Since a large proportion of illicit streaming takes place through set-top devices, CAP’s 21 members want the authorities to block the software inside them that enables piracy, Straits Times reports.
“Within the Asia-Pacific region, Singapore is the worst in terms of availability of illicit streaming devices,” said CAP General Manager Neil Gane.
“They have access to hundreds of illicit broadcasts of channels and video-on-demand content.”
There are no precise details on CAP’s demands but it is far from clear how any government could effectively block software.
Blocking access to the software package itself would prove all but impossible, so that would leave blocking the infrastructure the software uses. While that would be relatively straightforward technically, the job would be large and fast-moving, particularly when dozens of apps and addons would need to be targeted.
However, CAP is also calling on the authorities to block pirate streams from entering Singapore. The country already has legislation in place that can be used for site-blocking, so that is not out of the question. It’s notable that the English Premier League is part of the CAP coalition and following legal action taken in the UK earlier this year, now has plenty of experience in blocking streams, particularly of live broadcasts.
While that is a game of cat-and-mouse, TorrentFreak sources that have been monitoring the Premier League’s actions over the past several months report that the soccer outfit has become more effective over time. Its blocks can still be evaded but it can be hard work for those involved. That kind of expertise could prove invaluable to CAP.
“The Premier League is currently engaged in its most comprehensive global anti-piracy programme,” a spokesperson told ST. “This includes supporting our broadcast partners in South-east Asia with their efforts to prevent the sale of illicit streaming devices.”
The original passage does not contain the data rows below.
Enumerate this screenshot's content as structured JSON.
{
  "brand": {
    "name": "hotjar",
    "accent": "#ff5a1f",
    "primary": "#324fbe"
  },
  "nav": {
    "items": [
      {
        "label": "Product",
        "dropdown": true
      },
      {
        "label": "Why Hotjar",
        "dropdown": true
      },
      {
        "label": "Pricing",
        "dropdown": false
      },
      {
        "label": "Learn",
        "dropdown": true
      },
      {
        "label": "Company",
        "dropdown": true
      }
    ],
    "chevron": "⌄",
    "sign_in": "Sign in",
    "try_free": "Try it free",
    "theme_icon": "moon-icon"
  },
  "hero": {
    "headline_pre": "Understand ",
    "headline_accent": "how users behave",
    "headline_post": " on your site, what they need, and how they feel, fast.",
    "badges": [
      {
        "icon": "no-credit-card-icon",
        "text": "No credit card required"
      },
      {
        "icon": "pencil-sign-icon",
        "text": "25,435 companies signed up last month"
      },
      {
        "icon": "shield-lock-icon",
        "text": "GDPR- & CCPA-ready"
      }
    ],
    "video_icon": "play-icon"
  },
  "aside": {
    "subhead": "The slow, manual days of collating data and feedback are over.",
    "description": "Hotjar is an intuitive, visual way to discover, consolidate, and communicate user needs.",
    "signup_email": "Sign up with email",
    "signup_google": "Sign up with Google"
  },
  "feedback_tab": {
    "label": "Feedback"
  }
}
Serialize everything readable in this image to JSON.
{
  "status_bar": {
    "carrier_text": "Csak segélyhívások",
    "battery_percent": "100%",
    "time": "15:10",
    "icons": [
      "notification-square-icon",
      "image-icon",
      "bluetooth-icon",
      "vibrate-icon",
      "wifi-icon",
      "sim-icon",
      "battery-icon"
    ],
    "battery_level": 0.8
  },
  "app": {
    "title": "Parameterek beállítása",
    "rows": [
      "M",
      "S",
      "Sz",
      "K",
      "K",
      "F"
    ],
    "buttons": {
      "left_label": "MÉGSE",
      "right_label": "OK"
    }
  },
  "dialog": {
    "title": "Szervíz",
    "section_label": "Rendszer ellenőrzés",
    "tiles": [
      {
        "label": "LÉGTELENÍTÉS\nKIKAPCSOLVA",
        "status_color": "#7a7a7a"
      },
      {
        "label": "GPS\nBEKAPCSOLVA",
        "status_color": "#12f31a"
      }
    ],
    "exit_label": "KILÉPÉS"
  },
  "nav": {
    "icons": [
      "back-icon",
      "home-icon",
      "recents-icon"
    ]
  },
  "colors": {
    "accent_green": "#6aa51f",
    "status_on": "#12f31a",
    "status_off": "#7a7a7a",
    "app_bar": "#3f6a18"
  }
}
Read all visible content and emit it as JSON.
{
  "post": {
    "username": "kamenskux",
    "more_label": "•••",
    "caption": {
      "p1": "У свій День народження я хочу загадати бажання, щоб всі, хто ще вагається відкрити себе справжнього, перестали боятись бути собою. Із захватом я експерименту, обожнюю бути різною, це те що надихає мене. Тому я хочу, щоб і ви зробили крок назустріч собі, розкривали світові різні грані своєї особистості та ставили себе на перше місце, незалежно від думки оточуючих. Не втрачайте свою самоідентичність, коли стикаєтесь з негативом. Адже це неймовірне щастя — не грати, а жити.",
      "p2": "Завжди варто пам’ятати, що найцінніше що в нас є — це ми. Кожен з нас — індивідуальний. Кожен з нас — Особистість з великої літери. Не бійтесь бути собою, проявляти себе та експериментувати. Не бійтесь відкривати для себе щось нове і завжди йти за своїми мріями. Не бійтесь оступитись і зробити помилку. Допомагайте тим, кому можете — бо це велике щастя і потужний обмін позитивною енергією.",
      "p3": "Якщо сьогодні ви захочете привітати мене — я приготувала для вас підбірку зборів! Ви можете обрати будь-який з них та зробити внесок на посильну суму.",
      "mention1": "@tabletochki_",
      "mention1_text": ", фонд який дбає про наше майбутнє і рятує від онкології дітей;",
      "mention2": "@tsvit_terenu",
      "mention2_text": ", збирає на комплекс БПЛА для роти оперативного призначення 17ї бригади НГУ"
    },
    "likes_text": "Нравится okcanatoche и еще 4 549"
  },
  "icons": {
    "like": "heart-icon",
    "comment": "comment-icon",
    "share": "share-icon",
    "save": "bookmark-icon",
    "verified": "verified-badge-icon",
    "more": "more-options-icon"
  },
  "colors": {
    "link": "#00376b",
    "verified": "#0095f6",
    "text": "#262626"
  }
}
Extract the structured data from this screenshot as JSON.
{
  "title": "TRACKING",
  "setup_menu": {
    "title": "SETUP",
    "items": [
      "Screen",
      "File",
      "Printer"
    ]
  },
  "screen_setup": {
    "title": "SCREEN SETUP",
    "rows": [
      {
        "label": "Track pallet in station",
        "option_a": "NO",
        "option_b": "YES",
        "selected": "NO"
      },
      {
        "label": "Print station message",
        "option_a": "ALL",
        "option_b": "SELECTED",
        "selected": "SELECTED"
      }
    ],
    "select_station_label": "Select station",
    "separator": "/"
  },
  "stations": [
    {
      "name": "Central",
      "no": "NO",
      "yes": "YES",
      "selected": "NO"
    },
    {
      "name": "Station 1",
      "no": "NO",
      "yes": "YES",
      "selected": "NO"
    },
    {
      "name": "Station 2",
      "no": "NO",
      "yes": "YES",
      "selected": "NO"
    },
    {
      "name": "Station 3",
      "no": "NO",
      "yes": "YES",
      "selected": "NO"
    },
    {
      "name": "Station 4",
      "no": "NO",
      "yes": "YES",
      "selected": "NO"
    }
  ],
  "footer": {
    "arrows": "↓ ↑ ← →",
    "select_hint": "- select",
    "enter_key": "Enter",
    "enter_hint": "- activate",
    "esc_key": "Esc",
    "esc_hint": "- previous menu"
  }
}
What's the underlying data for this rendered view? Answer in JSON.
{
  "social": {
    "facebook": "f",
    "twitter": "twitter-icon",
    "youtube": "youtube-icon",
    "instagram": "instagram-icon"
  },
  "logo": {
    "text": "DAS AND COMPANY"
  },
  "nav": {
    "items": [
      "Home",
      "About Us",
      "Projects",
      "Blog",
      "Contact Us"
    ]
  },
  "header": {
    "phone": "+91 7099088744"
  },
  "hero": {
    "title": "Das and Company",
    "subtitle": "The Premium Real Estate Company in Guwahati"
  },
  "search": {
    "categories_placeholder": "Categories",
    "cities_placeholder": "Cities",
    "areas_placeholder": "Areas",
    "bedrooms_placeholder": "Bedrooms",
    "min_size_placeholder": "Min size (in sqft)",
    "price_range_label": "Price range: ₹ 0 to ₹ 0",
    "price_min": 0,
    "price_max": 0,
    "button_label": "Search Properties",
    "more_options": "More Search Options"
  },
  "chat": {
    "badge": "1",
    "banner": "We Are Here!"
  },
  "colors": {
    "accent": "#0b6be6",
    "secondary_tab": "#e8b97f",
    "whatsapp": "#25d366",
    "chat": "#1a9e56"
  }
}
In common with other countries around the world, the legality of using ‘pirate’ streaming boxes is somewhat unclear in Singapore. A Bloomberg report cites a local salesman who reports sales of 10 to 20 boxes on a typical weekend, rising to 300 a day during electronic fairs. He believes the devices are legal, since they don’t download full copies of programs.
While that point is yet to be argued in court (previously an Intellectual Property Office of Singapore spokesperson said that copyright owners could potentially go after viewers), it seems unlikely that those selling the devices will be allowed to continue completely unhindered. The big question is how current legislation can be successfully applied.